Beige food has had a difficult few years: it has been all but cast out of media appearances (with the exception of sourdough). We have become so obsessed with what our food looks like that we sometimes forget that, actually, appearances aren’t everything. What really matters is how food tastes, and how much pleasure it gives us – and that includes ugly and brown food.
Aloo paratha, one of my all-time favourite dishes, will never win a beauty contest. In India, it is the breakfast of champions, but I’ll happily make room for it at any time of day. It might not get 1,000 likes on social media, but it’s proof that beige can also be brilliant.
Aloo paratha with quick lemon pickle
If you can’t find chapati flour, use a mix of wholewheat and white, though you may need a bit more water. And don’t worry if your paratha is not completely round: practice makes perfect. (Incidentally, you can freeze leftover parathas: lay a square of greaseproof paper between each one and put them in a sealed container.) Makes eight.
First make the pickle. Top and tail one lemon, cut it into four, then cut each quarter into very thin slices (use your sharpest knife), removing any pips. Put the slices in a bowl, and juice the other lemon over the top.
On a very low flame, heat two tablespoons of oil in a pan for which you have a lid. Add the mustard seeds and garlic, and when the garlic turns pale gold, add the red chilli, lemon slices, lemon juice and half a teaspoon of salt. Stir to mix, cover and leave to cook for five minutes. Remove the lid, cook for five minutes more, until the oil starts to split from the lemons, then take off the heat and leave to cool.
Cut the potatoes into quarters and put in a deep saucepan. Cover with cold water, bring to a boil and cook until tender. Drain and leave to cool.

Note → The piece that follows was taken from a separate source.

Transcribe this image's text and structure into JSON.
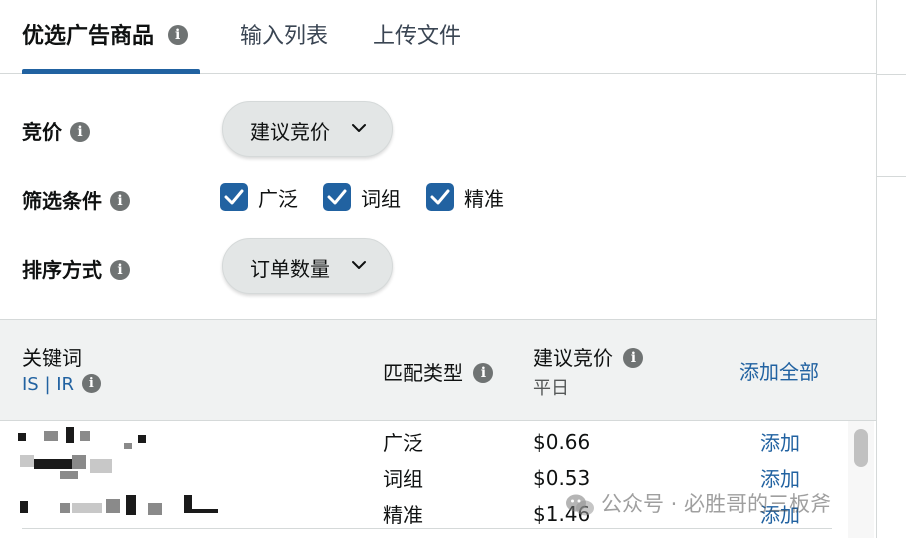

Meanwhile, make the dough. Put the flour in a bowl, make a well in the centre and pour in two tablespoons of oil and half a teaspoon of salt. Mix with your hands until it resembles breadcrumbs, then bit by bit work in 220ml hand-hot water, until you have a soft dough. Cover and set aside.
Roughly mash the cooled potato, then mix in the ginger, onion, green chilli, coriander, turmeric, cumin and three-quarters of a teaspoon of salt. Combine with your hands, until well mixed, thick and starchy, then taste and adjust the seasoning.
Divide the dough into eight and roll each piece into a ball between your palms. Flatten a little, then dip in flour and roll out to 14cm in diameter. Take a golf ball-sized amount of potato mix, roll it into a ball and put in the middle of the paratha. Pull the edges of the dough up around the ball, seal and flatten. Dip in flour and roll out to 14cm in diameter. Repeat with the rest of the dough and filling.
Heat a frying pan on a medium flame and, once hot, lay in a paratha and cook for a minute, until brown spots appear on the underside. Flip over, cook for a minute on the other side, then flip twice more, giving both sides a final 30 seconds on the heat (by this time, there should be no doughy bits visible). Transfer to a plate and keep warm while you repeat with the remaining parathas.
Serve fresh and hot with the pickle and a dollop of non-dairy yoghurt.